Europa provides astrobiologists with the best possibility of finding extraterrestrial life within our solar system. Many scientists believe that beneath the icy surface of Europa there lies a vast saltwater ocean. It is because of the presence of this large body of liquid water beneath the surface that scientists believe that Europa may provide insight into the origins of life.
Galileo Galilei discovered Europa and the other Galilean moons in 1610. In 1979 Voyager 2 gave us our first closeup image of the moon (click here for a complete list of missions to Europa). During the Galileo Mission (1989-2003) Galileo passed near Europa and provided compelling evidence for the existence of saltwater oceans beneath the icy surface. Then in 2013, the Hubble Telescope supplied evidence of erupting water plumes at the surface.

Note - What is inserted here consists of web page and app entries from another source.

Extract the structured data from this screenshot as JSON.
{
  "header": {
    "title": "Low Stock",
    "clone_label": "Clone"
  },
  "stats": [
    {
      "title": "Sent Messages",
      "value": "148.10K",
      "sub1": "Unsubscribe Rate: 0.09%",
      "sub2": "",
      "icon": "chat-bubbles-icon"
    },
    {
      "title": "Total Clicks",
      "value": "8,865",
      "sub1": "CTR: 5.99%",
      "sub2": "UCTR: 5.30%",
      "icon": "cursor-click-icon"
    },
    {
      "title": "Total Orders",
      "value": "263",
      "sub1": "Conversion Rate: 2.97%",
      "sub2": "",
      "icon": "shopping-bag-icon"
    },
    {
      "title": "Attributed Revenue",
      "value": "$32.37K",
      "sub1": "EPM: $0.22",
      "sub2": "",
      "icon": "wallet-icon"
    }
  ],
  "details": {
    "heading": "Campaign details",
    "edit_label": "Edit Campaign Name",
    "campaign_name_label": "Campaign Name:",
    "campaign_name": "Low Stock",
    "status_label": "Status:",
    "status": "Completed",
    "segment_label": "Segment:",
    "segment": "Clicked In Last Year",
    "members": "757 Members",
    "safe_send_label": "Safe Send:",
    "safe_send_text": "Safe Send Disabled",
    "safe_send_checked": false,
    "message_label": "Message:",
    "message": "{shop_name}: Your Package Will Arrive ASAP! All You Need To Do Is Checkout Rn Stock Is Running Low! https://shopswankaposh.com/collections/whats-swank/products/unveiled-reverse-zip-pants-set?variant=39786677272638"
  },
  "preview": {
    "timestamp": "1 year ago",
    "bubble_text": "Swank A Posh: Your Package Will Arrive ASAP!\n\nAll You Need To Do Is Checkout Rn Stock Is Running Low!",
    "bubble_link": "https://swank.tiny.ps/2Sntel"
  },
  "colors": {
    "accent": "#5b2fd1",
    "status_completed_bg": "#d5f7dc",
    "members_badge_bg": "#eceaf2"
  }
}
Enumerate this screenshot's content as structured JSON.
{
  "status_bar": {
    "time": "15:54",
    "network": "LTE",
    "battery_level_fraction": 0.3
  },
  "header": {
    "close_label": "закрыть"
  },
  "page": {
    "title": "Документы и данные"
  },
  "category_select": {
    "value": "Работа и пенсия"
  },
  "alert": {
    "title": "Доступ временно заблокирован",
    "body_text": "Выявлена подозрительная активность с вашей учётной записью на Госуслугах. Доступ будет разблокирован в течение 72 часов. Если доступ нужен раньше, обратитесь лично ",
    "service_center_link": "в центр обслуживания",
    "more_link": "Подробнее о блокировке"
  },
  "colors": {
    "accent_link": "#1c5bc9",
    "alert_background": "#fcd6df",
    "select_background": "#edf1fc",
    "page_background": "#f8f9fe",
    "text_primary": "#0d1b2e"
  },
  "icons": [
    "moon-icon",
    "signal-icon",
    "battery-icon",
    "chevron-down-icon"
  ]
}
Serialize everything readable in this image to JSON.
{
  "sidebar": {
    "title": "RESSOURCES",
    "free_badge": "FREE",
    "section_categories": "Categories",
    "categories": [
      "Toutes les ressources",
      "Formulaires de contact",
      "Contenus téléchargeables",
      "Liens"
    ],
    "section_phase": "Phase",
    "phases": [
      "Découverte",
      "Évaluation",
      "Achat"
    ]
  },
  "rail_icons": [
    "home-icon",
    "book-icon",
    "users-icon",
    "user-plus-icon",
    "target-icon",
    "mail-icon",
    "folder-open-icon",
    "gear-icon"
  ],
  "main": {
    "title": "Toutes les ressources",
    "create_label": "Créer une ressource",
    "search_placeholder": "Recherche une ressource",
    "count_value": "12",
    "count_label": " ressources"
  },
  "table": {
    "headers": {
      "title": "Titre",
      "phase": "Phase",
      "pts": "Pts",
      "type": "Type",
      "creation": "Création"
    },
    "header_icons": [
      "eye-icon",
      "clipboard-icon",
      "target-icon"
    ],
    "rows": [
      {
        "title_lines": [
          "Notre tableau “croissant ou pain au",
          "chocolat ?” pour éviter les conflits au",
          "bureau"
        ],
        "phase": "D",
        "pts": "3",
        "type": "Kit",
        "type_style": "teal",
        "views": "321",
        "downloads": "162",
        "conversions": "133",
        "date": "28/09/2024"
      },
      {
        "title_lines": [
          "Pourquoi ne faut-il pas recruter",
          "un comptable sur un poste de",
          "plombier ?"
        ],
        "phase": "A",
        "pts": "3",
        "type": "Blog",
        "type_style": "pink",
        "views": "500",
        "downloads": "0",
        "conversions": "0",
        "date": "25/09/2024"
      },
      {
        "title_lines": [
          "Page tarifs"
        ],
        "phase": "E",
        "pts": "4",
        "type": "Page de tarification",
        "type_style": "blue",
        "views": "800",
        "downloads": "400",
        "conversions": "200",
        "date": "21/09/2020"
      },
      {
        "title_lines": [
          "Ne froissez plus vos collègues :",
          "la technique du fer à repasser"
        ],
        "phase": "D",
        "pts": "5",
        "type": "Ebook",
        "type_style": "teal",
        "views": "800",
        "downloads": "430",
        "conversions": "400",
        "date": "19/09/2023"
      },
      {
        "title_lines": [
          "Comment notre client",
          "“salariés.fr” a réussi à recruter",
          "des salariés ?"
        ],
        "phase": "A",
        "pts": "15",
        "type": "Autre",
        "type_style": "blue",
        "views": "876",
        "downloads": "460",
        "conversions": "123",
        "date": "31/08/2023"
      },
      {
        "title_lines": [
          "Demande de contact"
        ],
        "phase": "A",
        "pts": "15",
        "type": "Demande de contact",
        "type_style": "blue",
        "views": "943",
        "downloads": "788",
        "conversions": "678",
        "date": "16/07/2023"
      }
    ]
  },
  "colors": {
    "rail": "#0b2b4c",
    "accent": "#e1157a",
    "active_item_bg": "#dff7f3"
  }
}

Two upcoming missions will provide additional information about the nature of Europa. First, the Europa Clipper mission will conduct multiply flybys of the moon in the 2020s. This spacecraft will be equipped with cameras, spectrometers, radar, and magnetometers in order to assess the composition of the surface and the underlying oceans. Second, the European Space Agency’s JUICE mission (Jupiter ICy moons Explorer) will launch in 2022 and arrive at Jupiter in 2029. Though Ganymede is the primary target of this mission, JUICE will still fly by Europa twice in an effort to ascertain the composition of the surface and underlying subsurface oceans.
Question is resolved as positive if a credible news agency reports that a mission to land a spacecraft on Europa launches by December 31, 2029.